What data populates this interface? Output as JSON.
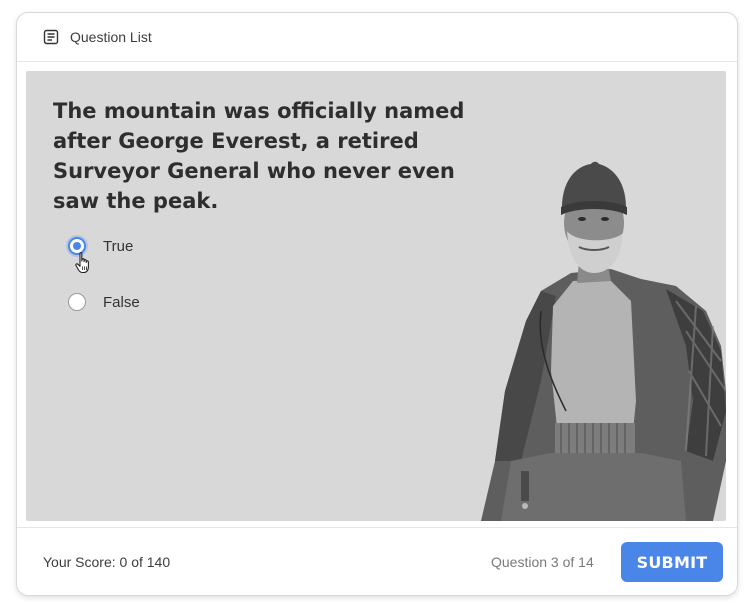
{
  "header": {
    "question_list_label": "Question List",
    "question_list_icon": "list-document-icon"
  },
  "question": {
    "text": "The mountain was officially named after George Everest, a retired Surveyor General who never even saw the peak.",
    "options": [
      {
        "label": "True",
        "selected": true
      },
      {
        "label": "False",
        "selected": false
      }
    ],
    "image_subject": "black-and-white photo of bearded mountaineer in knit cap and jacket"
  },
  "footer": {
    "score_text": "Your Score: 0 of 140",
    "progress_text": "Question 3 of 14",
    "submit_label": "SUBMIT"
  },
  "colors": {
    "accent": "#4a86e8",
    "stage_bg": "#d8d8d8"
  }
}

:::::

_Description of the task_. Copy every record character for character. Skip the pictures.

_Reply_.
What data populates this interface? Output as JSON.
{
  "header": {
    "question_list_label": "Question List",
    "question_list_icon": "list-document-icon"
  },
  "question": {
    "text": "The mountain was officially named after George Everest, a retired Surveyor General who never even saw the peak.",
    "options": [
      {
        "label": "True",
        "selected": true
      },
      {
        "label": "False",
        "selected": false
      }
    ],
    "image_subject": "black-and-white photo of bearded mountaineer in knit cap and jacket"
  },
  "footer": {
    "score_text": "Your Score: 0 of 140",
    "progress_text": "Question 3 of 14",
    "submit_label": "SUBMIT"
  },
  "colors": {
    "accent": "#4a86e8",
    "stage_bg": "#d8d8d8"
  }
}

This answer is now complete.